h/t The Kicker
Apropos, especially in light of the recent public tussle between the straight-from-the-Jurassic editorial staff of the Toronto Star and a certain far-sighted columnist/blogger:
Undeniably, there is money to be made in digital publishing with free reader access, but whether that revenue leads to profits depends upon the scale and scope of the organization. The potential revenue does not appear to be of the magnitude that will support the massive operations of existing news organizations. What works in today’s web landscape are lean and mean organizations with little or no management bureaucracy — operations where nearly every employee is working on producing actual content. I’m an extreme example — a literal one-man show. A better example is Josh Marshall’s TPM Media, which is hiring political and news reporters. TPM is growing, not shrinking. But my understanding is that nearly everyone who works at TPM is working on editorial content.
Old-school news companies aren’t like that — the editorial staff makes up only a fraction of the total head count at major newspaper and magazine companies. The question these companies should be asking is, “How do we keep reporting and publishing good content?” Instead, though, they’re asking “How do we keep making enough money to support our existing management and advertising divisions?” It’s dinosaurs and mammals.
As they say, read the whole damn thing.
h/t Joe Trippi
If only the GENERAL mainstream media establishment would go after each other with this kind of righteous gusto when warranted — as is DEFINITELY the case here:

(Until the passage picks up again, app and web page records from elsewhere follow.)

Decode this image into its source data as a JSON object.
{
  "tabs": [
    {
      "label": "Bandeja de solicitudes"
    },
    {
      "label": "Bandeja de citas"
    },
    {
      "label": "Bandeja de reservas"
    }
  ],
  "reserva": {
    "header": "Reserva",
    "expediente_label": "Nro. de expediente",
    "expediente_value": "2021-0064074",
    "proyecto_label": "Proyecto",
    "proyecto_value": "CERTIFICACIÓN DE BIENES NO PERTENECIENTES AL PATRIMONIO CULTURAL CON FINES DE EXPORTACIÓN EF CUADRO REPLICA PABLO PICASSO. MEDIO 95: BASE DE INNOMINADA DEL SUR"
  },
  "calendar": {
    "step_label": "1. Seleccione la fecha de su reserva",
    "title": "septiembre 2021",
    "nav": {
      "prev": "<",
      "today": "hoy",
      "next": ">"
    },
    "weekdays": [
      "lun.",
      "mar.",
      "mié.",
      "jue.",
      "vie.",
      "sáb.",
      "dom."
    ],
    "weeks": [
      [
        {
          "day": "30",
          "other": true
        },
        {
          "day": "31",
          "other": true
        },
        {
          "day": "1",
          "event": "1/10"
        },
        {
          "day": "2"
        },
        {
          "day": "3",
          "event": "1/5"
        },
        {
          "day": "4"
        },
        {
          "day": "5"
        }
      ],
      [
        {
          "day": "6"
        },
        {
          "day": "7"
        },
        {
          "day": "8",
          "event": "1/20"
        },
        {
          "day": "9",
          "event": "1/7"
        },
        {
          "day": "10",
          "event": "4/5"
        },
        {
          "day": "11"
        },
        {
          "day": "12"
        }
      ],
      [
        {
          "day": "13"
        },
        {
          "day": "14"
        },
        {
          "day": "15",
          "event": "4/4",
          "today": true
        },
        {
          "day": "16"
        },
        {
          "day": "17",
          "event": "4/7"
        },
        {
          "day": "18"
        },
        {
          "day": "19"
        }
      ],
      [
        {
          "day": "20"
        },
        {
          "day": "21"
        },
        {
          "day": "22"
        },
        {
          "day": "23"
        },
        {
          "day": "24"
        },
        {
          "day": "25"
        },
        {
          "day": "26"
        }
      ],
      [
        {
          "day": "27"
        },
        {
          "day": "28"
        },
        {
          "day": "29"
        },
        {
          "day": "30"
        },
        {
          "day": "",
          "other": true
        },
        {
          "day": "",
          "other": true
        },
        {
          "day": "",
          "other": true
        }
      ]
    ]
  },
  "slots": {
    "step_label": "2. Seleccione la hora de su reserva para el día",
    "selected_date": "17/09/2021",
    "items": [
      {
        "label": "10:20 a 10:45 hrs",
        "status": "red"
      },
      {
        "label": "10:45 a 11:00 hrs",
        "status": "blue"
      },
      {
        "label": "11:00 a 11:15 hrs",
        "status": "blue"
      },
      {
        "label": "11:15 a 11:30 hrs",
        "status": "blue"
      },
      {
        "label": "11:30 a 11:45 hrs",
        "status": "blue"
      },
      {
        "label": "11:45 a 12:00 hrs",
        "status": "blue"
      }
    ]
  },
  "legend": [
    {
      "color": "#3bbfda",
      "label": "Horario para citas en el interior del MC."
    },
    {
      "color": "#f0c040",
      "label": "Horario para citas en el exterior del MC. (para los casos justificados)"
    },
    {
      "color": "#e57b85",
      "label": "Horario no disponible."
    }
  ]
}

“We really don’t want our coverage of the civil lawsuit filed against Steelers quarterback Ben Roethlisberger to become an exercise in the bashing of ESPN. We’ve got some friends who work there (maybe not as many after today), and we don’t generally believe that the network is evil or corrupt or otherwise nasty.
“However, we do believe that the network is way too large for its own good, and that unless and until a true competitor emerges, it’s up to everyone else to point out those occasions when the emperor is riding both bareback and bareassed.
“The handling of the Roethlisberger case makes us wonder whether there’s a complete firewall between the business functions of ESPN and its journalistic activities. We say this because we’re convinced that the Roethlisberger story initially was ignored due to concerns that ESPN would be jeopardizing its access to the two-time Super Bowl-winning quarterback, who also happens to play for the team with the most loyal and rabid fan base in America.“
The entire post is a must-read, take-no-prisoners smackdown that shows ESPN to indeed “be riding both barebacked and bareassed” (first uncovered by NBC Sports here). And it would seem that the spanking has made an impact, as ProFootballTalk reports in an update:
Technically, ESPN is now acknowledging the report, albeit unwittingly. As of this posting, the “Top Stories From ABC News” box on ESPN.com’s various pages includes the headline, “Woman: Super Bowl QB Raped Me.”
Again, if only…
h/t WAM! co-founder & Yes Means Yes co-editor Jaclyn Friedman
(Her take on the Roethlisberger rape suit and ESPN’s initial refusal to cover the story here)